- Supplied material
- Opening Delimiter -
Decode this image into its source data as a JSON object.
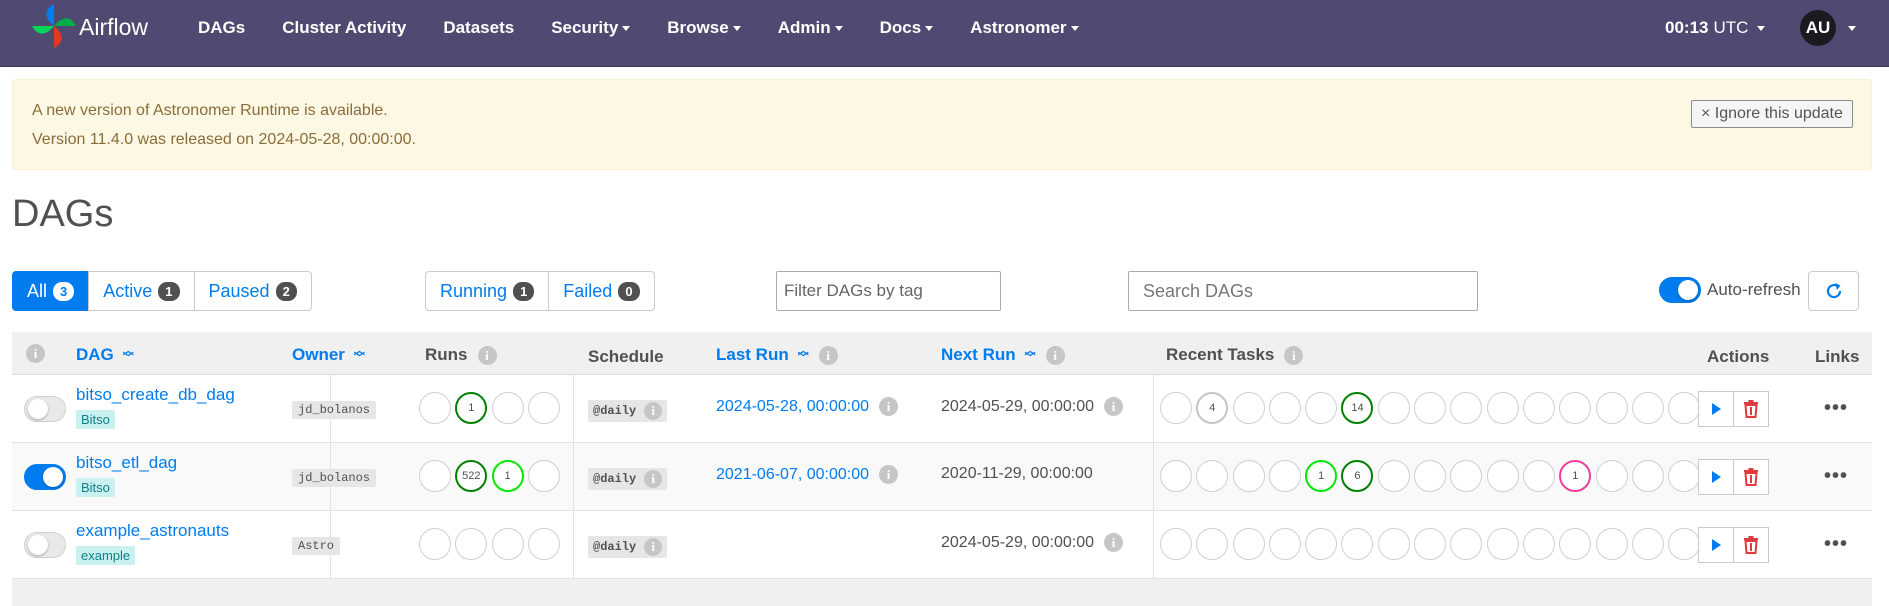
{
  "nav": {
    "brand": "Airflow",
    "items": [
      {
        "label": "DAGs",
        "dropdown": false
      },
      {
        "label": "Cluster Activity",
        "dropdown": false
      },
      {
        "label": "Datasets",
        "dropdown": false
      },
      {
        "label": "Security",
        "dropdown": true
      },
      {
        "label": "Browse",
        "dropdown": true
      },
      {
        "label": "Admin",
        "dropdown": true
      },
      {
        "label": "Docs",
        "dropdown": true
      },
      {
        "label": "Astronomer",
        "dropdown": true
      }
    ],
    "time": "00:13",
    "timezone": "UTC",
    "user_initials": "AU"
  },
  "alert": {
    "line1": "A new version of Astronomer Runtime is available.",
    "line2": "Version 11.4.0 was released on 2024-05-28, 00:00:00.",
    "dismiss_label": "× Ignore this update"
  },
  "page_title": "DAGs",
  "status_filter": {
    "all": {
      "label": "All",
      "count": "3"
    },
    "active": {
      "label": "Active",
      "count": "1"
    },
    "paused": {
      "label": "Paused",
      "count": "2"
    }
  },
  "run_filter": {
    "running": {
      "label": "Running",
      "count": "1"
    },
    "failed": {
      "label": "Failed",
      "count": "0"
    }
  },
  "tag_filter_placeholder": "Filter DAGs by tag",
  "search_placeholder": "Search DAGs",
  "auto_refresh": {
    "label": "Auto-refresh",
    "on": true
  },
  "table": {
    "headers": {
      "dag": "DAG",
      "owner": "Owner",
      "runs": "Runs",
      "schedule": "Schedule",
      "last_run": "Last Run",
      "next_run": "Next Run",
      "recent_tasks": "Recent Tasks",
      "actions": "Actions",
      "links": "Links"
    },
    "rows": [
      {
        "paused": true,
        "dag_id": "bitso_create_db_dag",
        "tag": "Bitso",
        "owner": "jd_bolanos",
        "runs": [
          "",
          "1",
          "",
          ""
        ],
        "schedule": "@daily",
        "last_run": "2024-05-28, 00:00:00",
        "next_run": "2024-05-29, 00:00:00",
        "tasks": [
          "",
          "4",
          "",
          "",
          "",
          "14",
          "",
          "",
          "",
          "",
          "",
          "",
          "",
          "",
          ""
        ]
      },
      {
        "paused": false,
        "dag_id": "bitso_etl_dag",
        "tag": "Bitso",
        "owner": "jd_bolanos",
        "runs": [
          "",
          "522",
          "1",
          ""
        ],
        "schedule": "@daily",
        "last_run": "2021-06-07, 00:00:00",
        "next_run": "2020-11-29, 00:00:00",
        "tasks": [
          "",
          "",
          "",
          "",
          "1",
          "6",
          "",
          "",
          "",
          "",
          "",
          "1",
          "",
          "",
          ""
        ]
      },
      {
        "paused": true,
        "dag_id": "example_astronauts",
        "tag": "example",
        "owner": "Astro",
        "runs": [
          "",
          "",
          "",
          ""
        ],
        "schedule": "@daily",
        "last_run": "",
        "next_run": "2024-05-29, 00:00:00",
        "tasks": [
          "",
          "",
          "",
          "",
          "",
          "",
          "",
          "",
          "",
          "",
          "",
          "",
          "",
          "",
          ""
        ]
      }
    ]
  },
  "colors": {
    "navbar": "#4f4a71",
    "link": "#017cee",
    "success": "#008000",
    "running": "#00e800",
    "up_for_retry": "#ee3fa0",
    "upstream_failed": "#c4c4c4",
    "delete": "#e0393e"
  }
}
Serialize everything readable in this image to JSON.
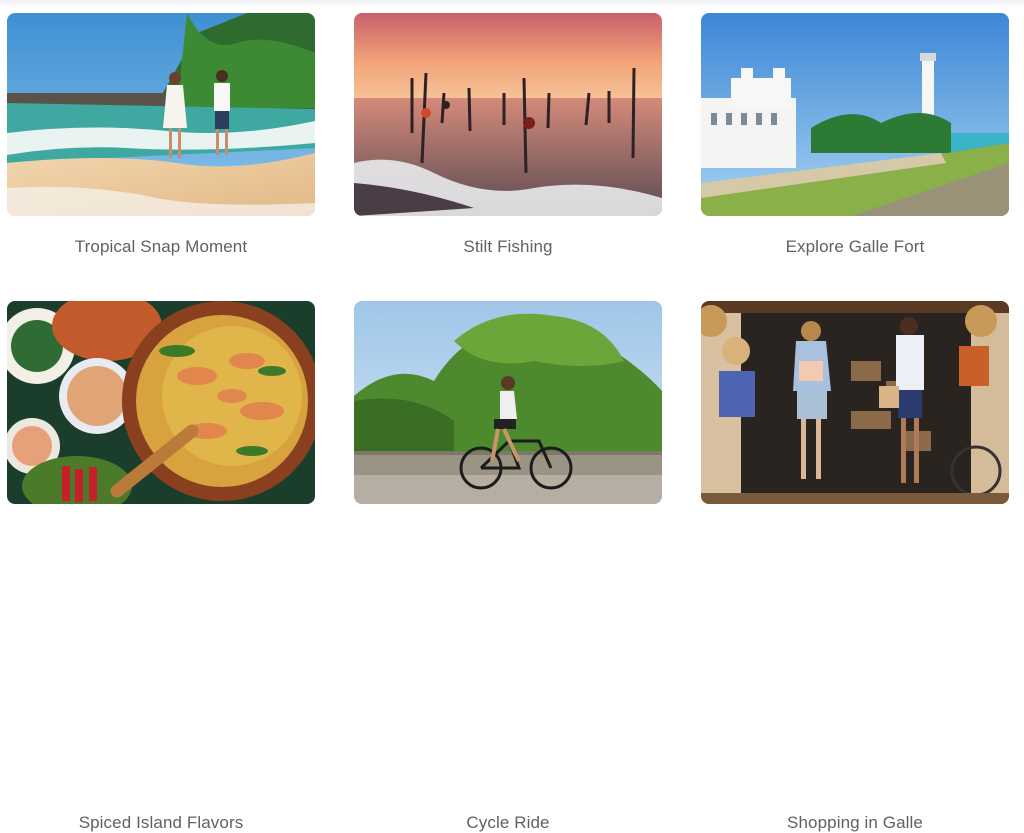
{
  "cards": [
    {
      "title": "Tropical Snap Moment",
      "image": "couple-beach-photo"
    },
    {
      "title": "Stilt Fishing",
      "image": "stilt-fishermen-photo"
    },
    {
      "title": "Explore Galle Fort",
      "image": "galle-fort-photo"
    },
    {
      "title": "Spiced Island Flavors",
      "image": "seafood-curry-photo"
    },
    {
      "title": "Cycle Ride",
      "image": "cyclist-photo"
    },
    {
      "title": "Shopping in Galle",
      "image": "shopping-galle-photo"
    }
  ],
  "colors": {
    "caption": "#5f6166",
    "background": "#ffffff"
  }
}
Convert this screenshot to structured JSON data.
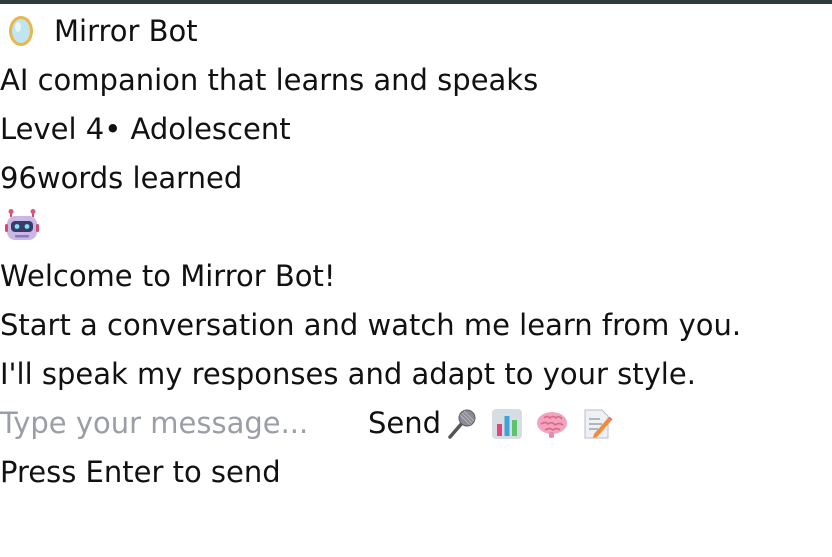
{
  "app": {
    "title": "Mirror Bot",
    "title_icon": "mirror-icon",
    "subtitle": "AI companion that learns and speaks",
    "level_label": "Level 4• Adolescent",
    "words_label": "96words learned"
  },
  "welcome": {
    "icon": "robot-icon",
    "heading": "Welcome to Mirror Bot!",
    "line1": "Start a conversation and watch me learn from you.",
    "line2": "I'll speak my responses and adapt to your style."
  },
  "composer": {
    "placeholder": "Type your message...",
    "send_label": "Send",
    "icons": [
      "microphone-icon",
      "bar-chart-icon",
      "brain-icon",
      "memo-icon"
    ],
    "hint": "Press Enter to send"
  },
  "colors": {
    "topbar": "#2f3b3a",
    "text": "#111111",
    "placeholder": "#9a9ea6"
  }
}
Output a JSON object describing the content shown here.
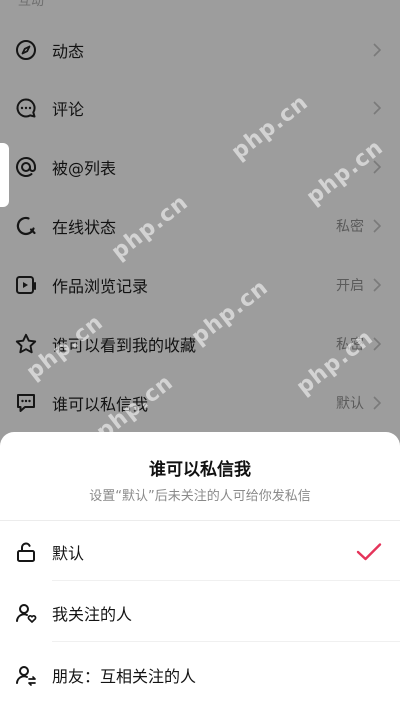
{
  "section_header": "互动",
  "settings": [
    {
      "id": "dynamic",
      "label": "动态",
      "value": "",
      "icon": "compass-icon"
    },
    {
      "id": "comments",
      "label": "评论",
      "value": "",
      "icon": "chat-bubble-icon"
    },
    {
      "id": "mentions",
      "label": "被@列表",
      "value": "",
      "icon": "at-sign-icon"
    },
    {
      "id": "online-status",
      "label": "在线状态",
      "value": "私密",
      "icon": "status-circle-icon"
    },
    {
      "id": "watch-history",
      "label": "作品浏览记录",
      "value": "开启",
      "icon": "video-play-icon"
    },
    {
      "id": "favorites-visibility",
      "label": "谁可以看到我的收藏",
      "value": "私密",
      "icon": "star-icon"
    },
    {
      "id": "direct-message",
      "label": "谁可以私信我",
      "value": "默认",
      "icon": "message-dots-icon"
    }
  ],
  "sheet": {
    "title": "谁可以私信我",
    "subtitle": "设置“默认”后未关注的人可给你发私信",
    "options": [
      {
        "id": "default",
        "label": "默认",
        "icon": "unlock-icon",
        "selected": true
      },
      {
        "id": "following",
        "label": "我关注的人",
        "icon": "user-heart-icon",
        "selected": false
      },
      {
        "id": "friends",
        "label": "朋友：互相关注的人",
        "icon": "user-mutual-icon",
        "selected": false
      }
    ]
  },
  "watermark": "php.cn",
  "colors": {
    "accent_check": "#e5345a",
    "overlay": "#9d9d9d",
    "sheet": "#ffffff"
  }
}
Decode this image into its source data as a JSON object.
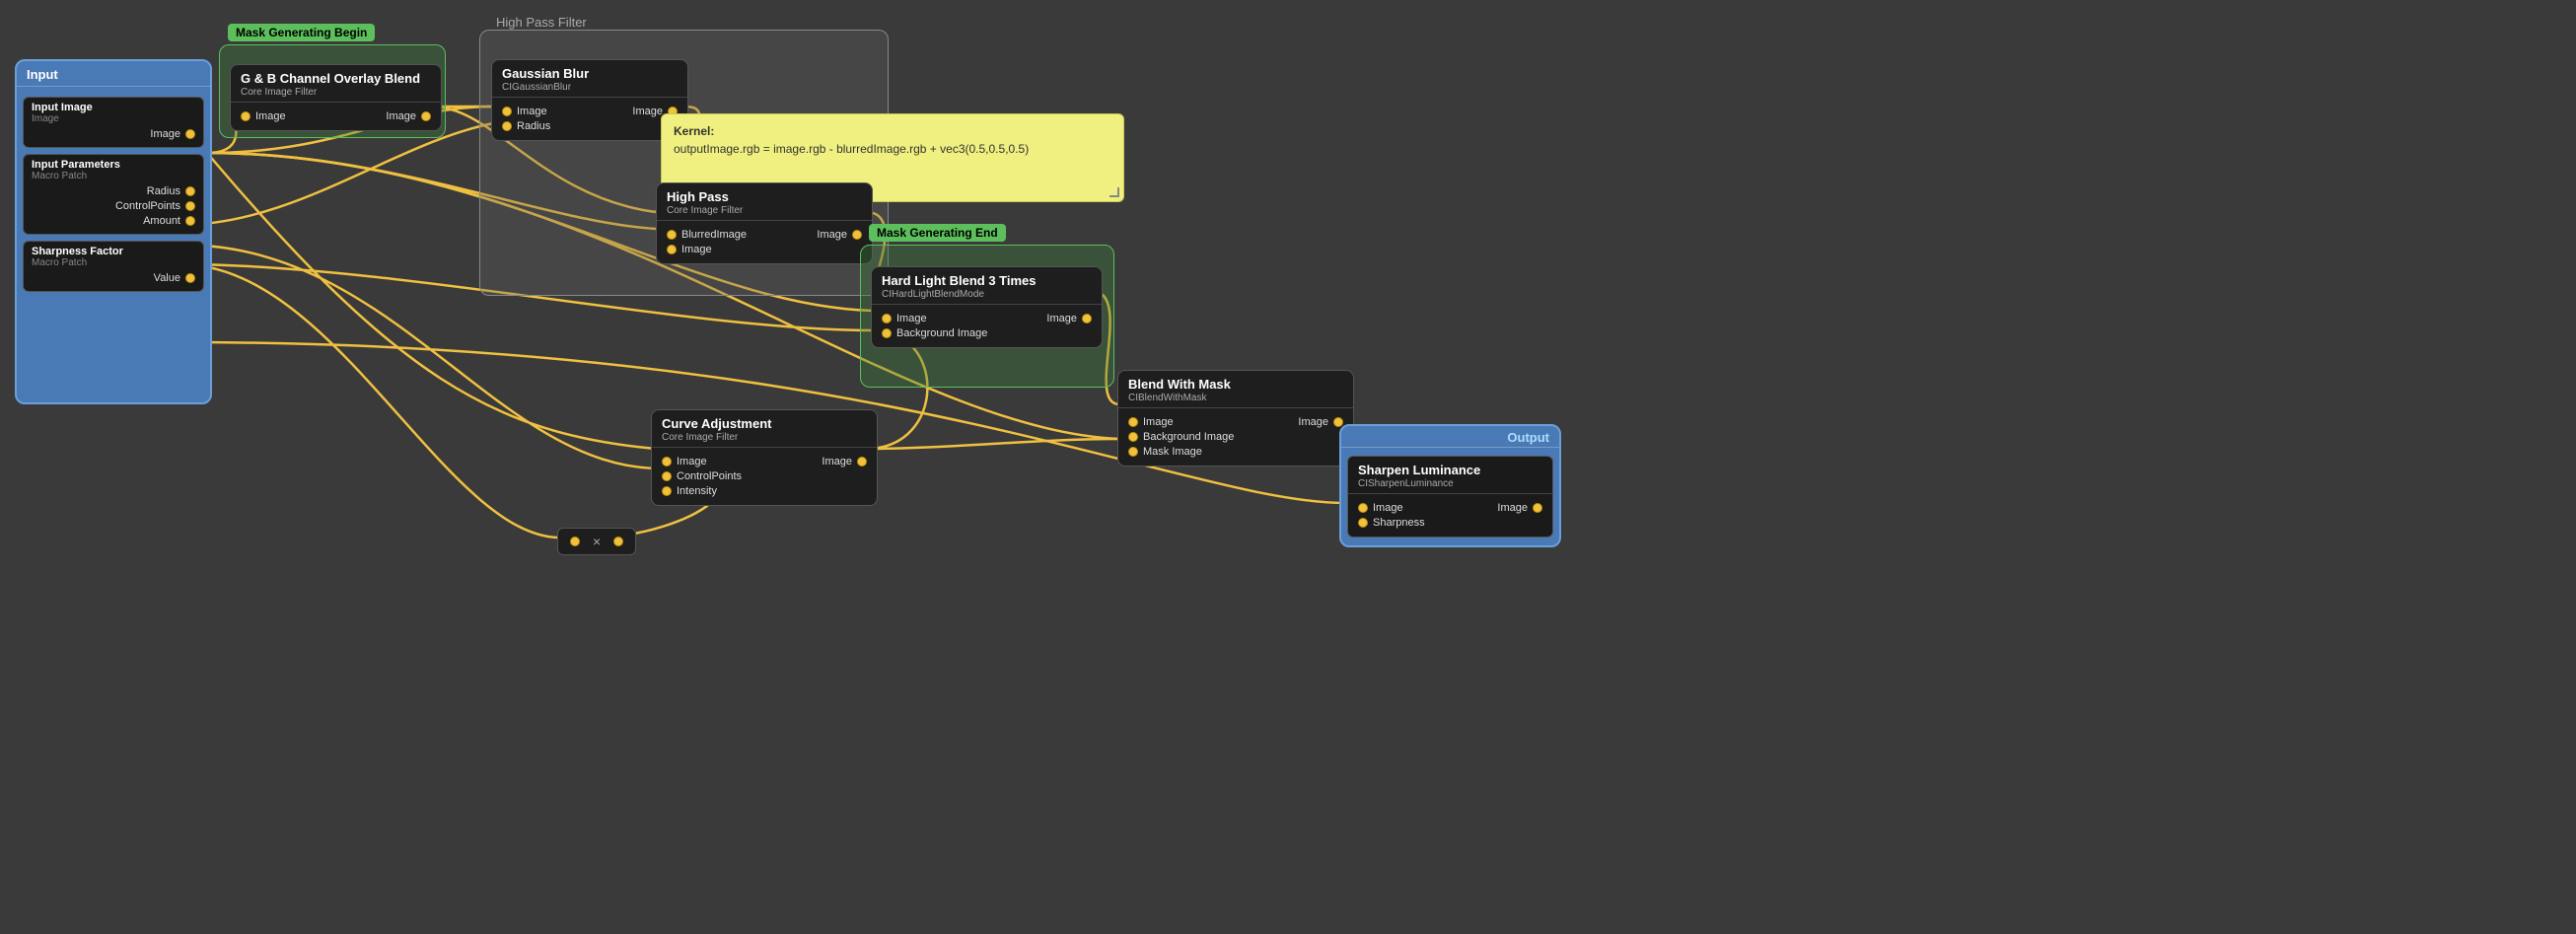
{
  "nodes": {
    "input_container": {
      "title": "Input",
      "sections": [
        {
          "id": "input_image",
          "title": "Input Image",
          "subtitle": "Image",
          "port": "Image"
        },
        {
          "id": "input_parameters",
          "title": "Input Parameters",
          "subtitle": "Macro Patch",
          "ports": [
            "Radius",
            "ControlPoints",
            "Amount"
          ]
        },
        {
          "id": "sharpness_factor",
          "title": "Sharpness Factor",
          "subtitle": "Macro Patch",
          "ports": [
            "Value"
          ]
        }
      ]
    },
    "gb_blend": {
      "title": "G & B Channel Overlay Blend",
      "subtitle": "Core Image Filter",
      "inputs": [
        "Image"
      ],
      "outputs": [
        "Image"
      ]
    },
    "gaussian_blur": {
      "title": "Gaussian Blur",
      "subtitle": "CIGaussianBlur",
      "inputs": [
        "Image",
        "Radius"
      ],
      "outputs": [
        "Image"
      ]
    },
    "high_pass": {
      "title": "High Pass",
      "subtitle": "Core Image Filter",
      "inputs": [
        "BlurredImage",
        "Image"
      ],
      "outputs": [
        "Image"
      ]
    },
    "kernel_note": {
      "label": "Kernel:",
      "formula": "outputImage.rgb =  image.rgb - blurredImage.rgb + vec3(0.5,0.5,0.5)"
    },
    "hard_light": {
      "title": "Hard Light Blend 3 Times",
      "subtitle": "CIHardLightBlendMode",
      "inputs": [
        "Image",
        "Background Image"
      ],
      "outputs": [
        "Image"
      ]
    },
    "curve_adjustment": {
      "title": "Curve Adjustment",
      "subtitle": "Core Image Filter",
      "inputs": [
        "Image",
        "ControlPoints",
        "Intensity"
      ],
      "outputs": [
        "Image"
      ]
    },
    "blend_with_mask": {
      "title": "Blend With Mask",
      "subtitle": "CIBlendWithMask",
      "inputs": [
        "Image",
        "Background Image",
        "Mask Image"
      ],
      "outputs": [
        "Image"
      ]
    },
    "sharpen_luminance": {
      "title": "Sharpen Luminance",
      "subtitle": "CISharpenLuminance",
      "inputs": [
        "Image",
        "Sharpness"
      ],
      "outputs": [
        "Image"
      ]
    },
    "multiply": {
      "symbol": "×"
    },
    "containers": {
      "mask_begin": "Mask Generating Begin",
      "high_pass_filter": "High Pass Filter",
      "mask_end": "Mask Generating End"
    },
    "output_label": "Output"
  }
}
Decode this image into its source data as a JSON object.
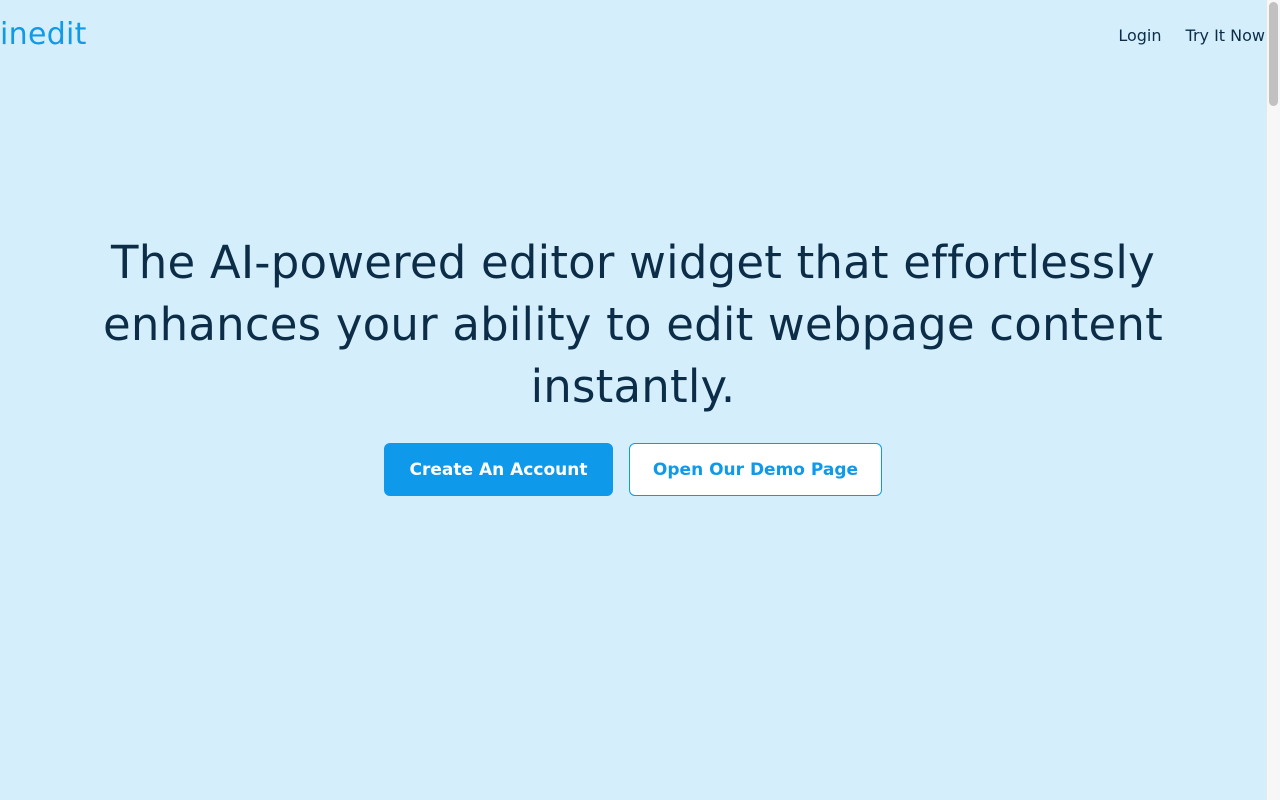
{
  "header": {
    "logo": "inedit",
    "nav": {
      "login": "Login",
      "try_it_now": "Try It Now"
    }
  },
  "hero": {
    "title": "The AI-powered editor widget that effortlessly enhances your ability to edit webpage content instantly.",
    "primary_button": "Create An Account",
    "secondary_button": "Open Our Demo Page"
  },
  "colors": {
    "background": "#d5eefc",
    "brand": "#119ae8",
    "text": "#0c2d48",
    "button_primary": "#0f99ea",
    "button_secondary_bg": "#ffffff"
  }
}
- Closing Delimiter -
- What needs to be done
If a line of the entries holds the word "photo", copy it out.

- Solution for this task
      "image": "couple-beach-photo"
      "image": "stilt-fishermen-photo"
      "image": "galle-fort-photo"
      "image": "seafood-curry-photo"
      "image": "cyclist-photo"
      "image": "shopping-galle-photo"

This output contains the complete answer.